Empty Mirror received a review copy of this book.
Many of the poems in Jack Willetts’ debut poetry collection, The Beauty of being Hated, explore the way we label and think about feelings. Here are the pain and hope that spring, intertwined, from the aftermath of failed relationships and beginnings of new ones, and what lies between.
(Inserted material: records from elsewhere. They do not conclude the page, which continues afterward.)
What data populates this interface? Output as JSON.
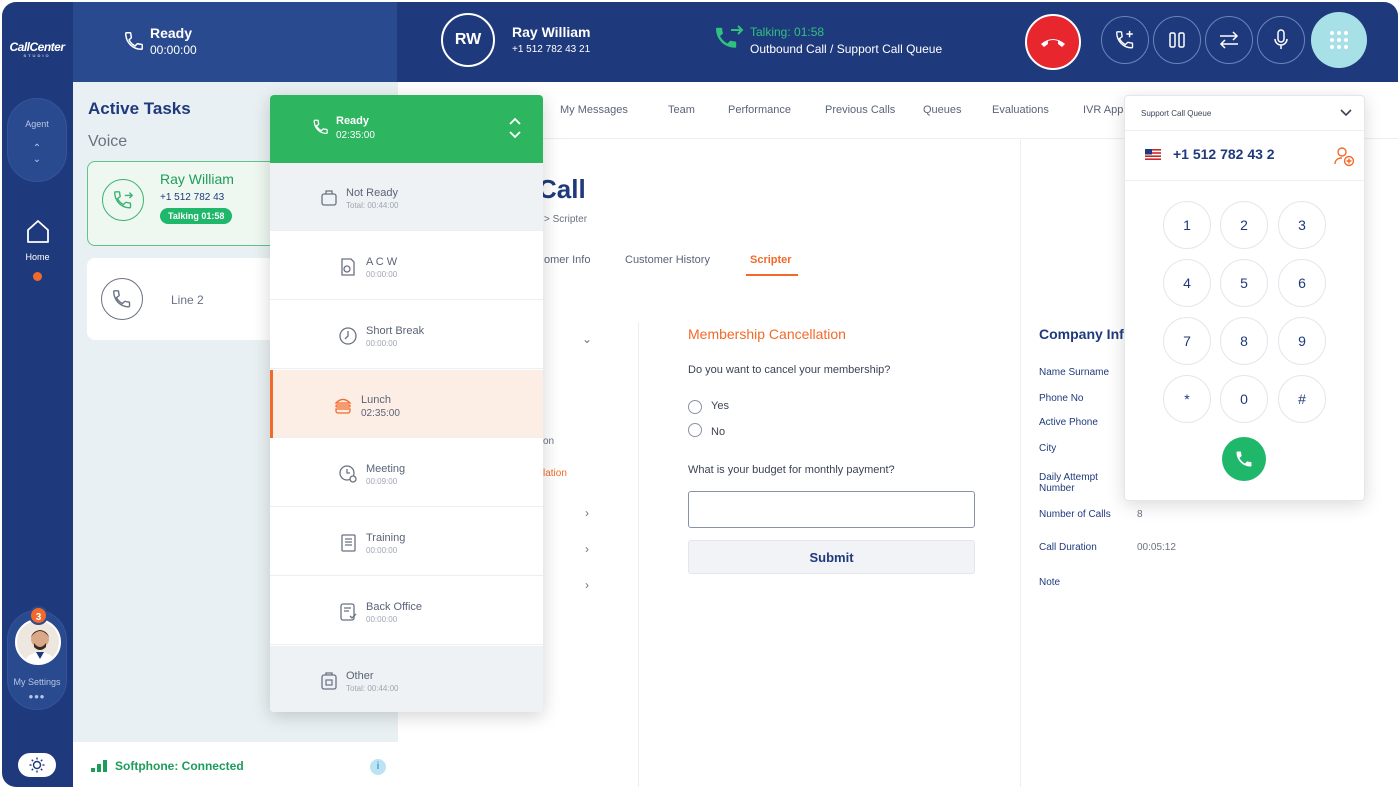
{
  "app": {
    "logo": "CallCenter",
    "logo_sub": "STUDIO"
  },
  "sidebar": {
    "agent_label": "Agent",
    "home_label": "Home",
    "settings_label": "My Settings",
    "notification_count": "3"
  },
  "topbar": {
    "status": "Ready",
    "status_time": "00:00:00",
    "caller_initials": "RW",
    "caller_name": "Ray William",
    "caller_phone": "+1 512 782 43 21",
    "talking": "Talking: 01:58",
    "queue": "Outbound Call / Support Call Queue"
  },
  "tasks": {
    "title": "Active Tasks",
    "section": "Voice",
    "active_card": {
      "name": "Ray William",
      "phone": "+1 512 782 43",
      "badge": "Talking 01:58"
    },
    "line2": {
      "name": "Line 2"
    }
  },
  "softphone": {
    "status": "Softphone: Connected"
  },
  "tabs": [
    "My Messages",
    "Team",
    "Performance",
    "Previous Calls",
    "Queues",
    "Evaluations",
    "IVR Appl"
  ],
  "page": {
    "title": "Call",
    "breadcrumb": "> Scripter",
    "subtabs": [
      "omer Info",
      "Customer History",
      "Scripter"
    ],
    "left_partial": [
      "on",
      "lation"
    ]
  },
  "form": {
    "title": "Membership Cancellation",
    "question1": "Do you want to cancel your membership?",
    "options": [
      "Yes",
      "No"
    ],
    "question2": "What is your budget for monthly payment?",
    "submit": "Submit"
  },
  "company": {
    "title": "Company Inf",
    "fields": [
      {
        "label": "Name Surname",
        "value": ""
      },
      {
        "label": "Phone No",
        "value": ""
      },
      {
        "label": "Active  Phone",
        "value": ""
      },
      {
        "label": "City",
        "value": ""
      },
      {
        "label": "Daily Attempt Number",
        "value": ""
      },
      {
        "label": "Number of Calls",
        "value": "8"
      },
      {
        "label": "Call Duration",
        "value": "00:05:12"
      },
      {
        "label": "Note",
        "value": ""
      }
    ]
  },
  "status_dropdown": {
    "current": {
      "label": "Ready",
      "time": "02:35:00"
    },
    "items": [
      {
        "label": "Not Ready",
        "time": "Total: 00:44:00",
        "icon": "not-ready-icon"
      },
      {
        "label": "A C W",
        "time": "00:00:00",
        "icon": "acw-icon"
      },
      {
        "label": "Short Break",
        "time": "00:00:00",
        "icon": "clock-icon"
      },
      {
        "label": "Lunch",
        "time": "02:35:00",
        "icon": "burger-icon"
      },
      {
        "label": "Meeting",
        "time": "00:09:00",
        "icon": "meeting-icon"
      },
      {
        "label": "Training",
        "time": "00:00:00",
        "icon": "book-icon"
      },
      {
        "label": "Back Office",
        "time": "00:00:00",
        "icon": "back-office-icon"
      },
      {
        "label": "Other",
        "time": "Total: 00:44:00",
        "icon": "other-icon"
      }
    ]
  },
  "dialer": {
    "queue": "Support Call Queue",
    "number": "+1 512 782 43 2",
    "keys": [
      "1",
      "2",
      "3",
      "4",
      "5",
      "6",
      "7",
      "8",
      "9",
      "*",
      "0",
      "#"
    ]
  },
  "colors": {
    "navy": "#1f3a7c",
    "green": "#2db560",
    "orange": "#f26a2a",
    "red": "#e8262d"
  }
}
Not all emotions are pure: lines blur, converge, and tangle in relationships with loved ones, friends, family – and the ones we have with ourselves.
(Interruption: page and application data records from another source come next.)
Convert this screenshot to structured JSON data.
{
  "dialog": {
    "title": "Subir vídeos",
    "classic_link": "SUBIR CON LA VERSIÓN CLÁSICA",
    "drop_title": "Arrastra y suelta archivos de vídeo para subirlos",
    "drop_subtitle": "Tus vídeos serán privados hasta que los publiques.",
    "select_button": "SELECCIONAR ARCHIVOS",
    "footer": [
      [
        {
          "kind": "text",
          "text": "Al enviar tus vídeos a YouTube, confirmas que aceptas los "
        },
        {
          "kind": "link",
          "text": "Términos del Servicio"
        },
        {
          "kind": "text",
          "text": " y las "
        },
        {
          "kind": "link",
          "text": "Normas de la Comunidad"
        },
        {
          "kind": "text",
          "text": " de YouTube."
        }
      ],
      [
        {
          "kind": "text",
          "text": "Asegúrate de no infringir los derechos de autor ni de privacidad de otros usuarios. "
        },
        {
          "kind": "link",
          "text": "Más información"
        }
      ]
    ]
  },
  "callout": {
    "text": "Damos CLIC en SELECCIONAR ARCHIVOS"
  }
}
Some portray environments of self-harm or despair, or a mother’s love (“Suicide Cardigan,” “I loved to watch my mother smoke,”); others probe the ache and loneliness of relationships, and of dreams uncaught (“Rent,” “Pendant,” Sonnet,” “This will be a memory”).
In “Pendant,” Willetts writes,
I carry your pain –
like a charm
I take it with me
wherever I go
The poems cover a wide range. “Ode to Trailer Trash” is a long poem for a woman, deeply loved, and left behind. “Dr. Poetry” remembers a writing teacher. “Poem written at call centre desk B2B” is a love note written in a digital age. “Sunflower,” “Child,” and “Goodnight Moon,” meditations on the life cycle and childhood, are inspired by a little girl.
Willetts’ poems have a painterly quality, and an economy, expressing, with just the right details, volumes in just a few lines:
I watched my mother
walk towards me once,
the ballet colouring every step
a dance for life
she told me she had flown
when she was young
in a room full of mirrors
she tried to fly in later years
A measure of pain may sprawls over many of these poems, but understand: through each darkness weaves a vein of light: a mother’s love, a child’s joy, a hope, or a realization. With this collection, Jack Leaf Willetts deftly explores the connections between seemingly opposing emotions, and the beauty that can blossom from the soil of negativity. It’s an impressive debut, and one that makes me look forward to his future publications.